## DATA FOR THE TASK
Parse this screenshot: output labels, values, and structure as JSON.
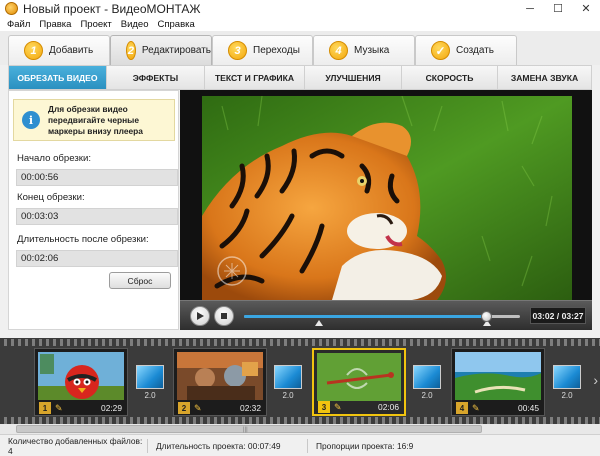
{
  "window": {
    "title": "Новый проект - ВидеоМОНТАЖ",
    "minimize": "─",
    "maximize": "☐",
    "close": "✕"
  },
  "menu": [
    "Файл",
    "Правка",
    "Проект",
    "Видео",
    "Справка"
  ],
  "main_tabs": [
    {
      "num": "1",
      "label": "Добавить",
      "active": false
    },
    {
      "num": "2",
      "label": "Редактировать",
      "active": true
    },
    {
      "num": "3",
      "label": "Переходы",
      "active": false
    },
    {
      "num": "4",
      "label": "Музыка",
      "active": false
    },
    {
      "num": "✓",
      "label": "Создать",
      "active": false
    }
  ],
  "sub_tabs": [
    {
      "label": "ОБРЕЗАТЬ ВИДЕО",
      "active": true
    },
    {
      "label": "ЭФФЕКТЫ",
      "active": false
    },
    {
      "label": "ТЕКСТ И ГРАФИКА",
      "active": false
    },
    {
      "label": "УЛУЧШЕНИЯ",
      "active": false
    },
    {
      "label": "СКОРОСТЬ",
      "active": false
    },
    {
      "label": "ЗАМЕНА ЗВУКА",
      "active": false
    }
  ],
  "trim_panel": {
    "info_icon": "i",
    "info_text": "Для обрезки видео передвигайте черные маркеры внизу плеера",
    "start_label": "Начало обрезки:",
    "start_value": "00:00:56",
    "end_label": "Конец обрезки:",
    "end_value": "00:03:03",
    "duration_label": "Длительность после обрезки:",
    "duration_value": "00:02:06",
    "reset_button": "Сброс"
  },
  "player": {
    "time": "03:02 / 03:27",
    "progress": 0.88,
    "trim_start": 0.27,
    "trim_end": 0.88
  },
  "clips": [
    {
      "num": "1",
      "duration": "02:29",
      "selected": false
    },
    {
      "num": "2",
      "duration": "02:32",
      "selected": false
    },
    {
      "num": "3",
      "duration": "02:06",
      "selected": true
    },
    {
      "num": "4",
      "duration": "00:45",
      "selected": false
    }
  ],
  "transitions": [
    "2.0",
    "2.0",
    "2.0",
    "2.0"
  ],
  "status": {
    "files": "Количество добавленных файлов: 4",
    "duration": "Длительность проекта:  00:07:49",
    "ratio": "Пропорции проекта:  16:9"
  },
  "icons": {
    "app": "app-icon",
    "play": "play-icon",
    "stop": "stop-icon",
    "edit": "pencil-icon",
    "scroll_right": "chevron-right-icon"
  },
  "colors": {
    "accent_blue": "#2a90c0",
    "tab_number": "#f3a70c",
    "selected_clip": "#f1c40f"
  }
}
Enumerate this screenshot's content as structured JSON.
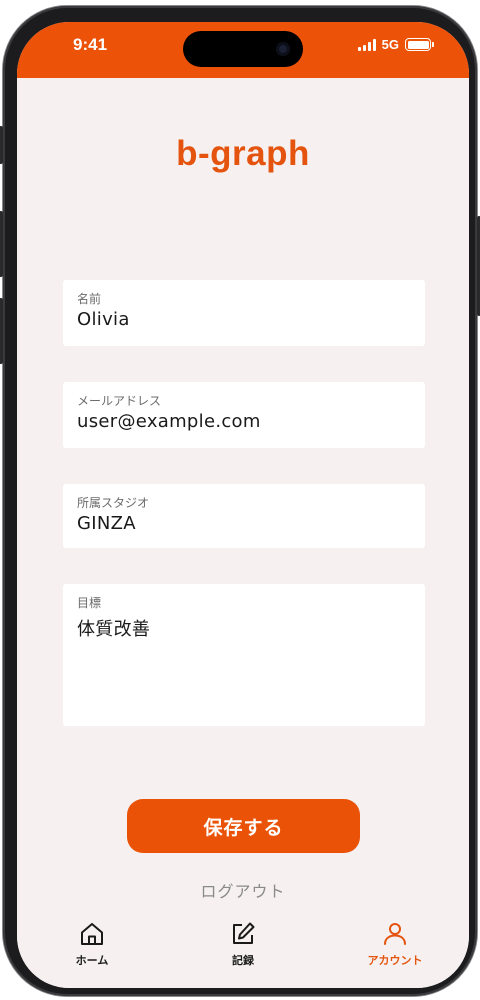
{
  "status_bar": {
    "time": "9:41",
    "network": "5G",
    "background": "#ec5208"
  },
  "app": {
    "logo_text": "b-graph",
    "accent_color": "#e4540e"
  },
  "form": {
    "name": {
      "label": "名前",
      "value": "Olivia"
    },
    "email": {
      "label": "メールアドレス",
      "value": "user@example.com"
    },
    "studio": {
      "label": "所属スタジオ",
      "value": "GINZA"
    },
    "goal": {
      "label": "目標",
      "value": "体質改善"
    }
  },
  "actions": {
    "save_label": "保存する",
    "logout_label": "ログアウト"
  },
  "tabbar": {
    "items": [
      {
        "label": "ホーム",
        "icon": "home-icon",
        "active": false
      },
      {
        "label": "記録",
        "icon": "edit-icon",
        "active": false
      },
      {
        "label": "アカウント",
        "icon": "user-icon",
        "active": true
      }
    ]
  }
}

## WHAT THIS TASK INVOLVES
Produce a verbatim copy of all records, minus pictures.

## RESPONSE TO THE EXERCISE
Parse this screenshot: output labels, values, and structure as JSON.
{
  "window": {
    "title": "Новый проект - ВидеоМОНТАЖ",
    "minimize": "─",
    "maximize": "☐",
    "close": "✕"
  },
  "menu": [
    "Файл",
    "Правка",
    "Проект",
    "Видео",
    "Справка"
  ],
  "main_tabs": [
    {
      "num": "1",
      "label": "Добавить",
      "active": false
    },
    {
      "num": "2",
      "label": "Редактировать",
      "active": true
    },
    {
      "num": "3",
      "label": "Переходы",
      "active": false
    },
    {
      "num": "4",
      "label": "Музыка",
      "active": false
    },
    {
      "num": "✓",
      "label": "Создать",
      "active": false
    }
  ],
  "sub_tabs": [
    {
      "label": "ОБРЕЗАТЬ ВИДЕО",
      "active": true
    },
    {
      "label": "ЭФФЕКТЫ",
      "active": false
    },
    {
      "label": "ТЕКСТ И ГРАФИКА",
      "active": false
    },
    {
      "label": "УЛУЧШЕНИЯ",
      "active": false
    },
    {
      "label": "СКОРОСТЬ",
      "active": false
    },
    {
      "label": "ЗАМЕНА ЗВУКА",
      "active": false
    }
  ],
  "trim_panel": {
    "info_icon": "i",
    "info_text": "Для обрезки видео передвигайте черные маркеры внизу плеера",
    "start_label": "Начало обрезки:",
    "start_value": "00:00:56",
    "end_label": "Конец обрезки:",
    "end_value": "00:03:03",
    "duration_label": "Длительность после обрезки:",
    "duration_value": "00:02:06",
    "reset_button": "Сброс"
  },
  "player": {
    "time": "03:02 / 03:27",
    "progress": 0.88,
    "trim_start": 0.27,
    "trim_end": 0.88
  },
  "clips": [
    {
      "num": "1",
      "duration": "02:29",
      "selected": false
    },
    {
      "num": "2",
      "duration": "02:32",
      "selected": false
    },
    {
      "num": "3",
      "duration": "02:06",
      "selected": true
    },
    {
      "num": "4",
      "duration": "00:45",
      "selected": false
    }
  ],
  "transitions": [
    "2.0",
    "2.0",
    "2.0",
    "2.0"
  ],
  "status": {
    "files": "Количество добавленных файлов: 4",
    "duration": "Длительность проекта:  00:07:49",
    "ratio": "Пропорции проекта:  16:9"
  },
  "icons": {
    "app": "app-icon",
    "play": "play-icon",
    "stop": "stop-icon",
    "edit": "pencil-icon",
    "scroll_right": "chevron-right-icon"
  },
  "colors": {
    "accent_blue": "#2a90c0",
    "tab_number": "#f3a70c",
    "selected_clip": "#f1c40f"
  }
}
Enumerate this screenshot's content as structured JSON.
{
  "status_bar": {
    "time": "9:41",
    "network": "5G",
    "background": "#ec5208"
  },
  "app": {
    "logo_text": "b-graph",
    "accent_color": "#e4540e"
  },
  "form": {
    "name": {
      "label": "名前",
      "value": "Olivia"
    },
    "email": {
      "label": "メールアドレス",
      "value": "user@example.com"
    },
    "studio": {
      "label": "所属スタジオ",
      "value": "GINZA"
    },
    "goal": {
      "label": "目標",
      "value": "体質改善"
    }
  },
  "actions": {
    "save_label": "保存する",
    "logout_label": "ログアウト"
  },
  "tabbar": {
    "items": [
      {
        "label": "ホーム",
        "icon": "home-icon",
        "active": false
      },
      {
        "label": "記録",
        "icon": "edit-icon",
        "active": false
      },
      {
        "label": "アカウント",
        "icon": "user-icon",
        "active": true
      }
    ]
  }
}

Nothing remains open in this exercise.